▶ Your objective
The lines to be copied are those below that contain "Enter".

[Element data from apps and pages]
....

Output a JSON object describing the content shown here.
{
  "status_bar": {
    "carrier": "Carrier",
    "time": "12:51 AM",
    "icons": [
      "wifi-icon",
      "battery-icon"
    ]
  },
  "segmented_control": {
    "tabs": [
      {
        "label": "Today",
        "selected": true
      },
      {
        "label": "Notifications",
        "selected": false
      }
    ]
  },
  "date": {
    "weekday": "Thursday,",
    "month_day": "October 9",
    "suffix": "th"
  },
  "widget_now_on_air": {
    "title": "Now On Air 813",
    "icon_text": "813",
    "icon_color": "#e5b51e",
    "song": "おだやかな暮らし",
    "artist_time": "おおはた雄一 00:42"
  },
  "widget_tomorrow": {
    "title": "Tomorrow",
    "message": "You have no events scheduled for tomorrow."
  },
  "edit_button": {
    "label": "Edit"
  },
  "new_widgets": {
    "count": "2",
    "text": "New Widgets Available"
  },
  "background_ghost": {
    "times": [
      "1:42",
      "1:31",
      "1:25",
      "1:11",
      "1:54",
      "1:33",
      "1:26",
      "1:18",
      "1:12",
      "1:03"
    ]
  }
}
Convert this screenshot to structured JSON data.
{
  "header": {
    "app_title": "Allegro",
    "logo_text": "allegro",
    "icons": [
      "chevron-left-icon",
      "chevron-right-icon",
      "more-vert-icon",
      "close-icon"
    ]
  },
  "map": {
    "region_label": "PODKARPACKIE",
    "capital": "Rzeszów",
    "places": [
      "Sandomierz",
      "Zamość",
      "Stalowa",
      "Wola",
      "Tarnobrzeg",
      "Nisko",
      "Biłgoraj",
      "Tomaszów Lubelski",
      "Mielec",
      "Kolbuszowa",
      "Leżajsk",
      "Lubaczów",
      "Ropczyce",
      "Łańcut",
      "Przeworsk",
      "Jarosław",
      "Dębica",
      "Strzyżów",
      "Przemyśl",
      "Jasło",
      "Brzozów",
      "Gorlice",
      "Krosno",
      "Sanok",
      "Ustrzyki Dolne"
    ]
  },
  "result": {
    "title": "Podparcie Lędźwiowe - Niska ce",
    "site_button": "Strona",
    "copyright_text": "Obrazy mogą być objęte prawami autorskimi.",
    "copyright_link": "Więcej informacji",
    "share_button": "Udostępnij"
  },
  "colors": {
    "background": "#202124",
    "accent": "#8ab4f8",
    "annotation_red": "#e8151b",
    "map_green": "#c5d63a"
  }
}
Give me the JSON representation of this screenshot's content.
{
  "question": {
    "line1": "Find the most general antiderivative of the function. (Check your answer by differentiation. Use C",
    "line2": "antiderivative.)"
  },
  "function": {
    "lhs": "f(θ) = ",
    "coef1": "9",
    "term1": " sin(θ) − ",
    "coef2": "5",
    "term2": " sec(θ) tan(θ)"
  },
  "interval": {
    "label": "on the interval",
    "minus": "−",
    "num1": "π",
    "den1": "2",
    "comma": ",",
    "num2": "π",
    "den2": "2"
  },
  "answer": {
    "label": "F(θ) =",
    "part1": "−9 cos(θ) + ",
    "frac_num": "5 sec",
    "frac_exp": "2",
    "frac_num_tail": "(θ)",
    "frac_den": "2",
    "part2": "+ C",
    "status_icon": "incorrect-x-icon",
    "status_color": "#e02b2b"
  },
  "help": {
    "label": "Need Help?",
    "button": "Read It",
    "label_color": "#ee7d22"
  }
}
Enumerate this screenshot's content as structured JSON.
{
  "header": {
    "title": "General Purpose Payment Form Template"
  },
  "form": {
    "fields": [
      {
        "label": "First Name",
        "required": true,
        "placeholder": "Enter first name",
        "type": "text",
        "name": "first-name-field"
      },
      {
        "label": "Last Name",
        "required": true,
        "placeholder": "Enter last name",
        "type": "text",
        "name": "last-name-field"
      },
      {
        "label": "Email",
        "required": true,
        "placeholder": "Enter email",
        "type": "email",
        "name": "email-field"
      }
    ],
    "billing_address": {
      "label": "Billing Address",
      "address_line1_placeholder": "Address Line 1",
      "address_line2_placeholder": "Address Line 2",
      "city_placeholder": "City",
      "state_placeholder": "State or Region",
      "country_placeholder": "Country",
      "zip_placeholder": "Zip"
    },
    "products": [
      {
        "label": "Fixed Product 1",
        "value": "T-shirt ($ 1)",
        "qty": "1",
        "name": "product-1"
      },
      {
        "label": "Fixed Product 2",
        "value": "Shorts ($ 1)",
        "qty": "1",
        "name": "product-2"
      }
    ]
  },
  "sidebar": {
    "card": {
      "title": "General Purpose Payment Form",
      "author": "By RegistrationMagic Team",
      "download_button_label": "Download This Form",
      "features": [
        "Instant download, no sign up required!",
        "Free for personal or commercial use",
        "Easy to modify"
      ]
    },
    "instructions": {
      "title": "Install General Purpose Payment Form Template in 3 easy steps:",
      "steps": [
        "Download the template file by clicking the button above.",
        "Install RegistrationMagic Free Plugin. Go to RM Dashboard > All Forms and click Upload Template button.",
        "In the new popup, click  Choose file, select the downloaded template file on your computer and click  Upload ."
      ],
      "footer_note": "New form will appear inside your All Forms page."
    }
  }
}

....

▶ Written reply
        "placeholder": "Enter first name",
        "placeholder": "Enter last name",
        "placeholder": "Enter email",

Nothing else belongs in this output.